'Sister Act' plays to receptive audience at NCCU

Apr. 20, 2014 @ 07:01 AM

There was no popcorn for Florida A&M when the Rattlers watched what might be described N.C. Central’s version of “Sister Act.”

FAMU and NCCU were tied 2-2 in the bottom of the seventh inning at Parkwood Athletic Field on Friday.

NCCU senior London Germ was on second base representing the winning run, and her little sister, Emerie, was at the plate with two outs.

FAMU pitcher Kenya Pereira hurled one toward Emerie, who sent a steaming shot down the right-field line, allowing her big sister to come home for a 3-2 NCCU win.

“That’s how it works with them,” NCCU coach Theresa Stephens said about the sisters. “They feed off of each other’s energy.”

The Germ sisters, from Georgia, have been playing together since they were itty-bitty girls.

London said she was a 5-year-old on a softball team that was missing a player one day. Emerie was there at the diamond but off to the side in a dress, just goofing around.

“My coach said, ‘Put a jersey on her,’” London said. “So she just started playing with me since then.”

Their time as teammates is coming to an end. London is a senior. Emerie, a junior, plans to return for one more season at NCCU.

“It’s definitely going to be different, because I’ve never played ball without her,” Emerie said.

The Eagles could stretch out the sister act by putting together some wins during NCCU’s remaining regular-season games, the last two on the road against archival N.C. A&T on May 3-4. With some help from other teams in the Mid-Eastern Athletic Conference, NCCU could move out of last place in the league’s Southern Division and finish among the four top teams in the conference, qualifying for the MEAC Tournament from May 8-10 in Ormond Beach, Fla.

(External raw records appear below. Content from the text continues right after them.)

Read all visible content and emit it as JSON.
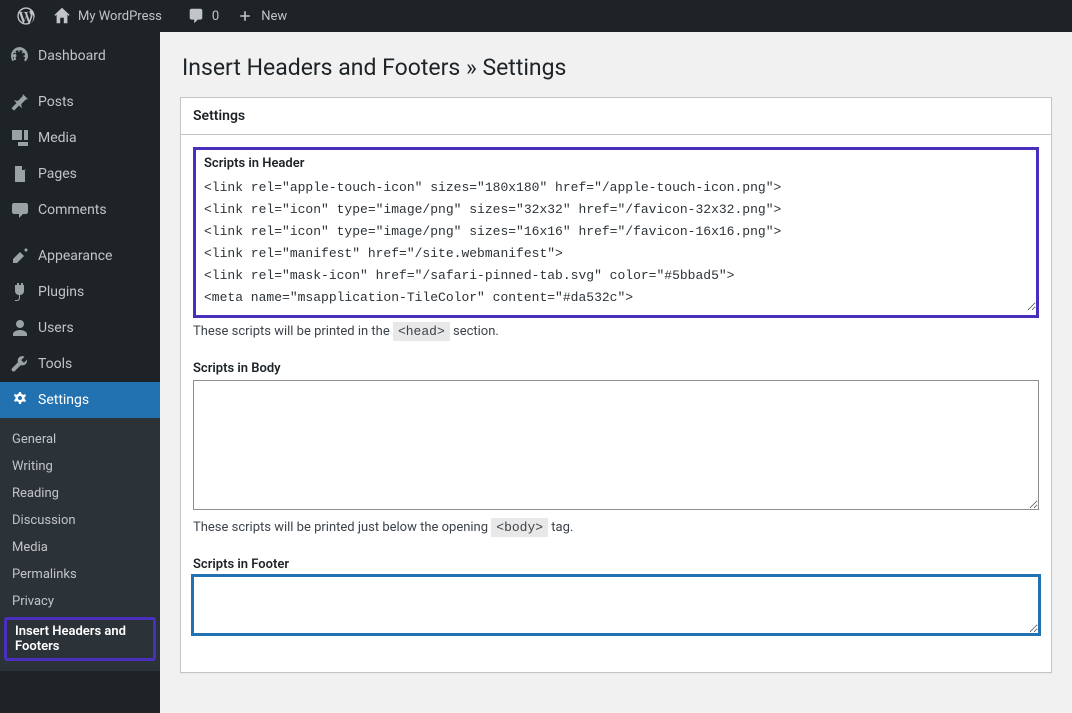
{
  "adminbar": {
    "site_name": "My WordPress",
    "comments_count": "0",
    "new_label": "New"
  },
  "sidebar": {
    "items": [
      {
        "icon": "dashboard",
        "label": "Dashboard"
      },
      {
        "icon": "pin",
        "label": "Posts"
      },
      {
        "icon": "media",
        "label": "Media"
      },
      {
        "icon": "page",
        "label": "Pages"
      },
      {
        "icon": "comment",
        "label": "Comments"
      },
      {
        "icon": "appearance",
        "label": "Appearance"
      },
      {
        "icon": "plugin",
        "label": "Plugins"
      },
      {
        "icon": "user",
        "label": "Users"
      },
      {
        "icon": "tool",
        "label": "Tools"
      },
      {
        "icon": "settings",
        "label": "Settings"
      }
    ],
    "settings_submenu": [
      "General",
      "Writing",
      "Reading",
      "Discussion",
      "Media",
      "Permalinks",
      "Privacy",
      "Insert Headers and Footers"
    ]
  },
  "page": {
    "title": "Insert Headers and Footers » Settings",
    "box_title": "Settings",
    "header": {
      "label": "Scripts in Header",
      "value": "<link rel=\"apple-touch-icon\" sizes=\"180x180\" href=\"/apple-touch-icon.png\">\n<link rel=\"icon\" type=\"image/png\" sizes=\"32x32\" href=\"/favicon-32x32.png\">\n<link rel=\"icon\" type=\"image/png\" sizes=\"16x16\" href=\"/favicon-16x16.png\">\n<link rel=\"manifest\" href=\"/site.webmanifest\">\n<link rel=\"mask-icon\" href=\"/safari-pinned-tab.svg\" color=\"#5bbad5\">\n<meta name=\"msapplication-TileColor\" content=\"#da532c\">\n<meta name=\"theme-color\" content=\"#ffffff\">",
      "hint_pre": "These scripts will be printed in the ",
      "hint_code": "<head>",
      "hint_post": " section."
    },
    "body": {
      "label": "Scripts in Body",
      "value": "",
      "hint_pre": "These scripts will be printed just below the opening ",
      "hint_code": "<body>",
      "hint_post": " tag."
    },
    "footer": {
      "label": "Scripts in Footer",
      "value": ""
    }
  }
}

NCCU (7-31, 3-8 MEAC) is not having a great season by any means, although the Eagles have outdone the five wins they managed a year ago.

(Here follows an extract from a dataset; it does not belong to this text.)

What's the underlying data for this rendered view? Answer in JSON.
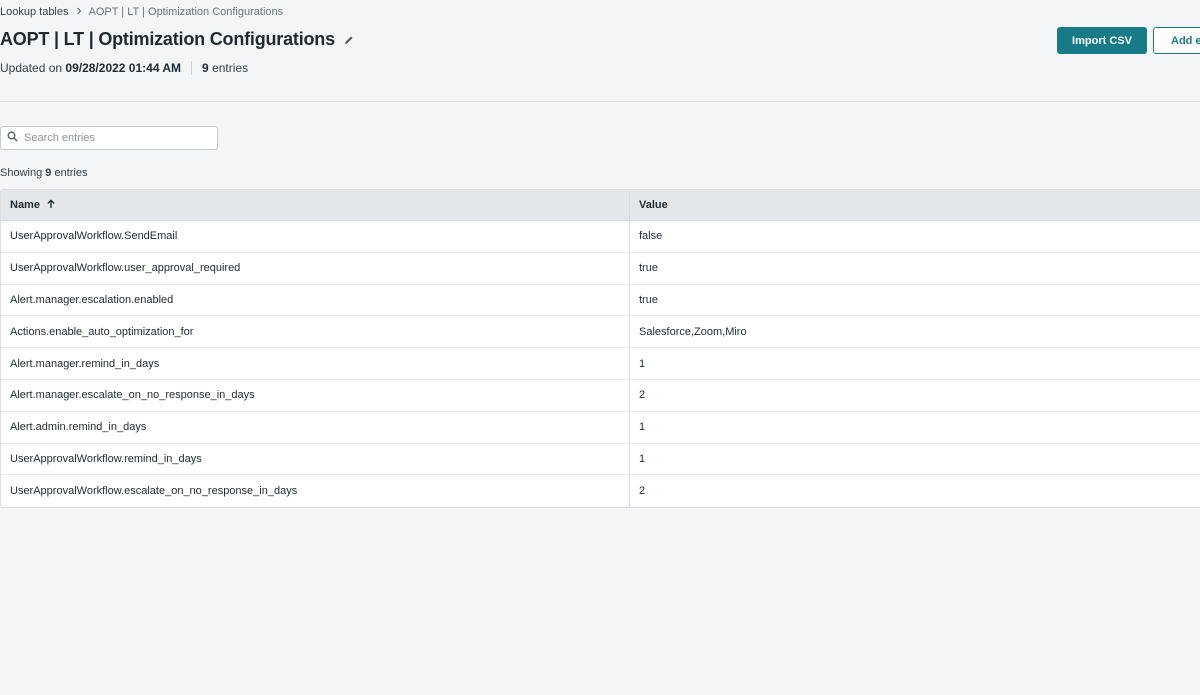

“We’re just going to keep fighting until the end,” London said. “If we go down, we’re going to take somebody down with us.

“It’s been rocky and rough, but playing with Coach Stephens — I wouldn’t change a thing.”

London said she was at a junior college in Florida before coming to NCCU.

Emerie ended up playing softball at Georgia Southern but wasn’t happy there, said London, who told her sister what NCCU had to offer.

The Germs are white students on a historically black campus, and Emerie said diversity like that is what she’s all about. Emerie, a theater major, said NCCU has exposed her to different types of music, different types of theatrical productions.

Plus, softball at Georgia Southern was too much of a grind, Emerie said.

“Coming from another (NCAA Division I program), it was so serious. And yes, this is serious, but we know how to balance,” Emerie said. “We know how to have fun, but we know everyone is putting their heart and soul into it. You don’t get that at many programs. You don’t get the closeness and the closeness of the coaches.”

NCCU softball also is close in terms of competing, London said.

“This team will win a MEAC championship. It’s just going to take time,” London said.

It won’t be long, Stephens said.

“Man, I feel like we’re right there, and this team has the tools to do it,” Stephens said. “When they start putting those applications together and make it work, I think they’re really going to surprise themselves.”

The addition of assistant coach Vashion Johnson is bolstering NCCU’s offense, Emerie said. NCCU just needs to keep adding talent to the roster, she said.

London’s upcoming departure means NCCU will lose a leader who is equally aggressive at practices and games, Stephens said.

“She plays how she practices,” Stephens said.

Stephens said she looks forward to Emerie returning to next season’s lineup with that big bat of hers.

“It’s been huge for us this year,” Stephens said.

London is NCCU’s leadoff batter, and Emerie has been productive in the cleanup spot.

Emerie said London is the better hitter between them, possessing more speed to reach base by laying down bunts. Emerie said she swings for the fence.

But London tipped her batting helmet to her little sister, saying Emerie is carrying a bigger stick.

“Stats don’t lie,” London said.